• _What you have to do_
In the copy, keep every word of the data below and none of its pictures.

• _Given information_
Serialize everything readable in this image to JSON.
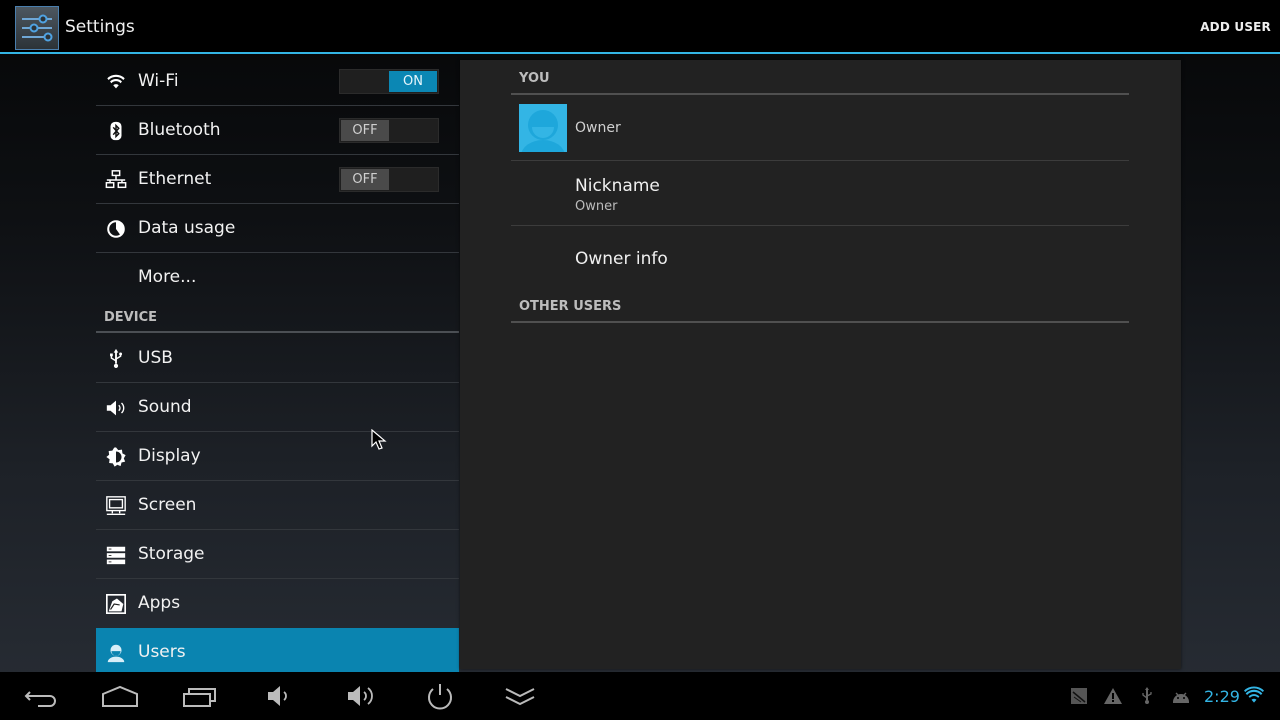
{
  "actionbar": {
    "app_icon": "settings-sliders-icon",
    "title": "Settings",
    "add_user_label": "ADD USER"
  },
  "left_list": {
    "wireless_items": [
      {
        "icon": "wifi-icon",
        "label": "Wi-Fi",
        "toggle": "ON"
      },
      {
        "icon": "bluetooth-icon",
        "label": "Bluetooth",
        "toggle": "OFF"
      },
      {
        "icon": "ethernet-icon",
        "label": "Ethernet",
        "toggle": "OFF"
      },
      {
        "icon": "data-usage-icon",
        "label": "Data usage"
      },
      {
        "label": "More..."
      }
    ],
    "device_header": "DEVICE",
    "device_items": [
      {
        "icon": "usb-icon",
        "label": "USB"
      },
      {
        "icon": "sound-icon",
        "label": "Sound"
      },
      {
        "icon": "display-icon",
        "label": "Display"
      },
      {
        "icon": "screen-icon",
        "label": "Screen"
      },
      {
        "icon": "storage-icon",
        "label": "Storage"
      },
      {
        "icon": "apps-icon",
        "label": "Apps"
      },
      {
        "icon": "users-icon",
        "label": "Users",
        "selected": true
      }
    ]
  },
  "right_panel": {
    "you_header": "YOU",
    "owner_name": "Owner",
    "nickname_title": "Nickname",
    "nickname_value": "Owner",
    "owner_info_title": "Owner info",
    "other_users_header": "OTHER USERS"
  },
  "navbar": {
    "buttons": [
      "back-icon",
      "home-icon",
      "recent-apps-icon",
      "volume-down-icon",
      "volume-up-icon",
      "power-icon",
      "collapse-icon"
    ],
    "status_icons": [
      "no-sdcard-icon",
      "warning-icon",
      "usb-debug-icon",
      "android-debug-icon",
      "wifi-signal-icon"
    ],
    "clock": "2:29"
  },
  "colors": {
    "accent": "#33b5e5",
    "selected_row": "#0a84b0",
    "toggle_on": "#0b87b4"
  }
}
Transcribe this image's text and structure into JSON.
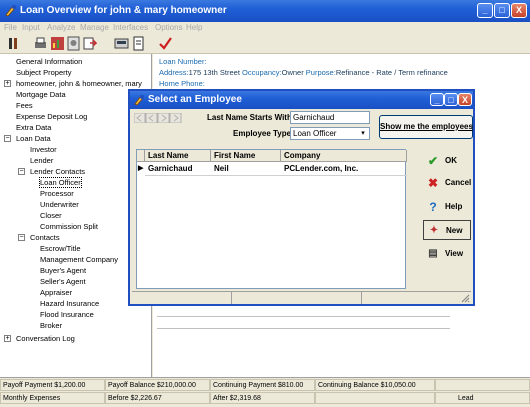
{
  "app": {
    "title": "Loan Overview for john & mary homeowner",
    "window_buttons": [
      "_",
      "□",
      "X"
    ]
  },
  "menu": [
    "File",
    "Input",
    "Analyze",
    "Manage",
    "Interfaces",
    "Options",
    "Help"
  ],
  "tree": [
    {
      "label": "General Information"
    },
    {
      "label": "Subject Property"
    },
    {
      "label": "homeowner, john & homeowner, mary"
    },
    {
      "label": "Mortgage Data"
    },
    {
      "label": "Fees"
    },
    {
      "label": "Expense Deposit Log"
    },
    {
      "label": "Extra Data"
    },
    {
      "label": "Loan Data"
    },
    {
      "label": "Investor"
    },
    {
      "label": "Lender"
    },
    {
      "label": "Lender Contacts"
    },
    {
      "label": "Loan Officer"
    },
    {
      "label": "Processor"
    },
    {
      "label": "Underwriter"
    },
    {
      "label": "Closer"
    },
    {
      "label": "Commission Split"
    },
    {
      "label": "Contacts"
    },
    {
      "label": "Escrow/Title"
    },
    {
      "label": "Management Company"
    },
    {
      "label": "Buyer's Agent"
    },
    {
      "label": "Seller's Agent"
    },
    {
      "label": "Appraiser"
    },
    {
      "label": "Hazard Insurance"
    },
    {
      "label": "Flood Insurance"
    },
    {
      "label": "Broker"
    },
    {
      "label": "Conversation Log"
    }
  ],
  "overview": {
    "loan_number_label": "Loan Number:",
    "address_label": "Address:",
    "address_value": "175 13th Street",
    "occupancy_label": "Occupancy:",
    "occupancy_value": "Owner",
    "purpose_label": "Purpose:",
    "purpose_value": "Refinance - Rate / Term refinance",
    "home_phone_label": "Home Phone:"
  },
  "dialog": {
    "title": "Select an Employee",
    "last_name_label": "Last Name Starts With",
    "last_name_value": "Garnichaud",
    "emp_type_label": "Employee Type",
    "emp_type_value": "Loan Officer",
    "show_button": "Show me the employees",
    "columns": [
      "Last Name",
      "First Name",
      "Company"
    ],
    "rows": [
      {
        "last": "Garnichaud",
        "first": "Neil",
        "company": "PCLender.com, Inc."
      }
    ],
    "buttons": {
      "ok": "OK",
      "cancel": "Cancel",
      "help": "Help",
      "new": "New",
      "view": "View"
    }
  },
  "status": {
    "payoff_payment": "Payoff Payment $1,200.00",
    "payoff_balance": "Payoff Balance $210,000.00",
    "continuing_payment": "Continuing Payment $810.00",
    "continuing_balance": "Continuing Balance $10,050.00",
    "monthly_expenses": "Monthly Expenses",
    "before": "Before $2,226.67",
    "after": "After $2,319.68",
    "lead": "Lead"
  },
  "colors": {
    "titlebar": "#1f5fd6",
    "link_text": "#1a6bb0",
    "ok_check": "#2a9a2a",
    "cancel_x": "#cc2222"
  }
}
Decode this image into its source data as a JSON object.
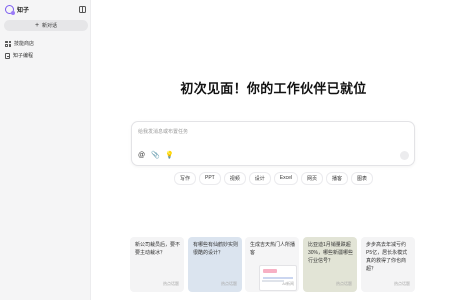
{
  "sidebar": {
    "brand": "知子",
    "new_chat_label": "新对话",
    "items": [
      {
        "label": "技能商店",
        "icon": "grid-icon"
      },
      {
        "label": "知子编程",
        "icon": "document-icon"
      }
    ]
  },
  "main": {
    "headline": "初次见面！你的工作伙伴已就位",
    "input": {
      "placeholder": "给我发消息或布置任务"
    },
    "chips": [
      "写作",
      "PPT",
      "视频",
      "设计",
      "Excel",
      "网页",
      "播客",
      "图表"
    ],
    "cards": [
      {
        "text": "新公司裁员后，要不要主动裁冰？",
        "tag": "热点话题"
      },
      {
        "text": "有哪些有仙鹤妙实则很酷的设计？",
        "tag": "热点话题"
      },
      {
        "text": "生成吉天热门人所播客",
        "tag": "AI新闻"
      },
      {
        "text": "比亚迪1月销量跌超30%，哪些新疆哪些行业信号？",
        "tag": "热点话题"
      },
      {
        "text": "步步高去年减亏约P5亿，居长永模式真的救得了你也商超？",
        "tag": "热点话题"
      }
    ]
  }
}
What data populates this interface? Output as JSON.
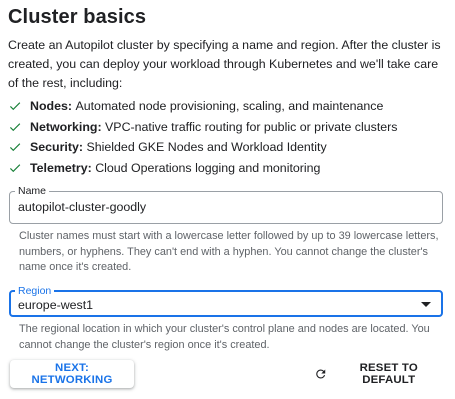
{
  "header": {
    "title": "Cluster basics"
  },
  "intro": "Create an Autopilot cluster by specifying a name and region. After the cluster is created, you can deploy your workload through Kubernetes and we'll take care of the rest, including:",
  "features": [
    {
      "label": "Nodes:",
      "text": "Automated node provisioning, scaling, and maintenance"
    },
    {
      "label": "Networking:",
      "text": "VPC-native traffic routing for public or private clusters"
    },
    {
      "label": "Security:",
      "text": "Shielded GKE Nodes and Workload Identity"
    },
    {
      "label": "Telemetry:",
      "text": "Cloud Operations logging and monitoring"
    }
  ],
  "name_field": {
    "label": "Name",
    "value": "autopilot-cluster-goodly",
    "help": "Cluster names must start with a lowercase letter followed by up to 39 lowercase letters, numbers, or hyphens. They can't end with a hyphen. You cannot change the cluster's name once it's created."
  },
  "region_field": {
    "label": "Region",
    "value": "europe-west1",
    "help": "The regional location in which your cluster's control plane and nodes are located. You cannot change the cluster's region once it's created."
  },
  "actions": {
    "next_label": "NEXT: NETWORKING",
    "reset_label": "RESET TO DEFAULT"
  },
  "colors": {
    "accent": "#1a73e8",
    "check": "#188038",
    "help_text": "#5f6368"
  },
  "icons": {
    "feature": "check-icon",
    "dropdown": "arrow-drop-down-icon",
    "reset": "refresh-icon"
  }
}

• _Exercise result_
Serialize everything readable in this image to JSON.
{
  "actionbar": {
    "app_icon": "settings-sliders-icon",
    "title": "Settings",
    "add_user_label": "ADD USER"
  },
  "left_list": {
    "wireless_items": [
      {
        "icon": "wifi-icon",
        "label": "Wi-Fi",
        "toggle": "ON"
      },
      {
        "icon": "bluetooth-icon",
        "label": "Bluetooth",
        "toggle": "OFF"
      },
      {
        "icon": "ethernet-icon",
        "label": "Ethernet",
        "toggle": "OFF"
      },
      {
        "icon": "data-usage-icon",
        "label": "Data usage"
      },
      {
        "label": "More..."
      }
    ],
    "device_header": "DEVICE",
    "device_items": [
      {
        "icon": "usb-icon",
        "label": "USB"
      },
      {
        "icon": "sound-icon",
        "label": "Sound"
      },
      {
        "icon": "display-icon",
        "label": "Display"
      },
      {
        "icon": "screen-icon",
        "label": "Screen"
      },
      {
        "icon": "storage-icon",
        "label": "Storage"
      },
      {
        "icon": "apps-icon",
        "label": "Apps"
      },
      {
        "icon": "users-icon",
        "label": "Users",
        "selected": true
      }
    ]
  },
  "right_panel": {
    "you_header": "YOU",
    "owner_name": "Owner",
    "nickname_title": "Nickname",
    "nickname_value": "Owner",
    "owner_info_title": "Owner info",
    "other_users_header": "OTHER USERS"
  },
  "navbar": {
    "buttons": [
      "back-icon",
      "home-icon",
      "recent-apps-icon",
      "volume-down-icon",
      "volume-up-icon",
      "power-icon",
      "collapse-icon"
    ],
    "status_icons": [
      "no-sdcard-icon",
      "warning-icon",
      "usb-debug-icon",
      "android-debug-icon",
      "wifi-signal-icon"
    ],
    "clock": "2:29"
  },
  "colors": {
    "accent": "#33b5e5",
    "selected_row": "#0a84b0",
    "toggle_on": "#0b87b4"
  }
}
Transcribe this image's text and structure into JSON.
{
  "app": {
    "title": "Loan Overview for john & mary homeowner",
    "window_buttons": [
      "_",
      "□",
      "X"
    ]
  },
  "menu": [
    "File",
    "Input",
    "Analyze",
    "Manage",
    "Interfaces",
    "Options",
    "Help"
  ],
  "tree": [
    {
      "label": "General Information"
    },
    {
      "label": "Subject Property"
    },
    {
      "label": "homeowner, john & homeowner, mary"
    },
    {
      "label": "Mortgage Data"
    },
    {
      "label": "Fees"
    },
    {
      "label": "Expense Deposit Log"
    },
    {
      "label": "Extra Data"
    },
    {
      "label": "Loan Data"
    },
    {
      "label": "Investor"
    },
    {
      "label": "Lender"
    },
    {
      "label": "Lender Contacts"
    },
    {
      "label": "Loan Officer"
    },
    {
      "label": "Processor"
    },
    {
      "label": "Underwriter"
    },
    {
      "label": "Closer"
    },
    {
      "label": "Commission Split"
    },
    {
      "label": "Contacts"
    },
    {
      "label": "Escrow/Title"
    },
    {
      "label": "Management Company"
    },
    {
      "label": "Buyer's Agent"
    },
    {
      "label": "Seller's Agent"
    },
    {
      "label": "Appraiser"
    },
    {
      "label": "Hazard Insurance"
    },
    {
      "label": "Flood Insurance"
    },
    {
      "label": "Broker"
    },
    {
      "label": "Conversation Log"
    }
  ],
  "overview": {
    "loan_number_label": "Loan Number:",
    "address_label": "Address:",
    "address_value": "175 13th Street",
    "occupancy_label": "Occupancy:",
    "occupancy_value": "Owner",
    "purpose_label": "Purpose:",
    "purpose_value": "Refinance - Rate / Term refinance",
    "home_phone_label": "Home Phone:"
  },
  "dialog": {
    "title": "Select an Employee",
    "last_name_label": "Last Name Starts With",
    "last_name_value": "Garnichaud",
    "emp_type_label": "Employee Type",
    "emp_type_value": "Loan Officer",
    "show_button": "Show me the employees",
    "columns": [
      "Last Name",
      "First Name",
      "Company"
    ],
    "rows": [
      {
        "last": "Garnichaud",
        "first": "Neil",
        "company": "PCLender.com, Inc."
      }
    ],
    "buttons": {
      "ok": "OK",
      "cancel": "Cancel",
      "help": "Help",
      "new": "New",
      "view": "View"
    }
  },
  "status": {
    "payoff_payment": "Payoff Payment $1,200.00",
    "payoff_balance": "Payoff Balance $210,000.00",
    "continuing_payment": "Continuing Payment $810.00",
    "continuing_balance": "Continuing Balance $10,050.00",
    "monthly_expenses": "Monthly Expenses",
    "before": "Before $2,226.67",
    "after": "After $2,319.68",
    "lead": "Lead"
  },
  "colors": {
    "titlebar": "#1f5fd6",
    "link_text": "#1a6bb0",
    "ok_check": "#2a9a2a",
    "cancel_x": "#cc2222"
  }
}
Decode this image into its source data as a JSON object.
{
  "sidebar": {
    "brand": "知子",
    "new_chat_label": "新对话",
    "items": [
      {
        "label": "技能商店",
        "icon": "grid-icon"
      },
      {
        "label": "知子编程",
        "icon": "document-icon"
      }
    ]
  },
  "main": {
    "headline": "初次见面！你的工作伙伴已就位",
    "input": {
      "placeholder": "给我发消息或布置任务"
    },
    "chips": [
      "写作",
      "PPT",
      "视频",
      "设计",
      "Excel",
      "网页",
      "播客",
      "图表"
    ],
    "cards": [
      {
        "text": "新公司裁员后，要不要主动裁冰？",
        "tag": "热点话题"
      },
      {
        "text": "有哪些有仙鹤妙实则很酷的设计？",
        "tag": "热点话题"
      },
      {
        "text": "生成吉天热门人所播客",
        "tag": "AI新闻"
      },
      {
        "text": "比亚迪1月销量跌超30%，哪些新疆哪些行业信号？",
        "tag": "热点话题"
      },
      {
        "text": "步步高去年减亏约P5亿，居长永模式真的救得了你也商超？",
        "tag": "热点话题"
      }
    ]
  }
}
What data populates this interface? Output as JSON.
{
  "header": {
    "title": "Cluster basics"
  },
  "intro": "Create an Autopilot cluster by specifying a name and region. After the cluster is created, you can deploy your workload through Kubernetes and we'll take care of the rest, including:",
  "features": [
    {
      "label": "Nodes:",
      "text": "Automated node provisioning, scaling, and maintenance"
    },
    {
      "label": "Networking:",
      "text": "VPC-native traffic routing for public or private clusters"
    },
    {
      "label": "Security:",
      "text": "Shielded GKE Nodes and Workload Identity"
    },
    {
      "label": "Telemetry:",
      "text": "Cloud Operations logging and monitoring"
    }
  ],
  "name_field": {
    "label": "Name",
    "value": "autopilot-cluster-goodly",
    "help": "Cluster names must start with a lowercase letter followed by up to 39 lowercase letters, numbers, or hyphens. They can't end with a hyphen. You cannot change the cluster's name once it's created."
  },
  "region_field": {
    "label": "Region",
    "value": "europe-west1",
    "help": "The regional location in which your cluster's control plane and nodes are located. You cannot change the cluster's region once it's created."
  },
  "actions": {
    "next_label": "NEXT: NETWORKING",
    "reset_label": "RESET TO DEFAULT"
  },
  "colors": {
    "accent": "#1a73e8",
    "check": "#188038",
    "help_text": "#5f6368"
  },
  "icons": {
    "feature": "check-icon",
    "dropdown": "arrow-drop-down-icon",
    "reset": "refresh-icon"
  }
}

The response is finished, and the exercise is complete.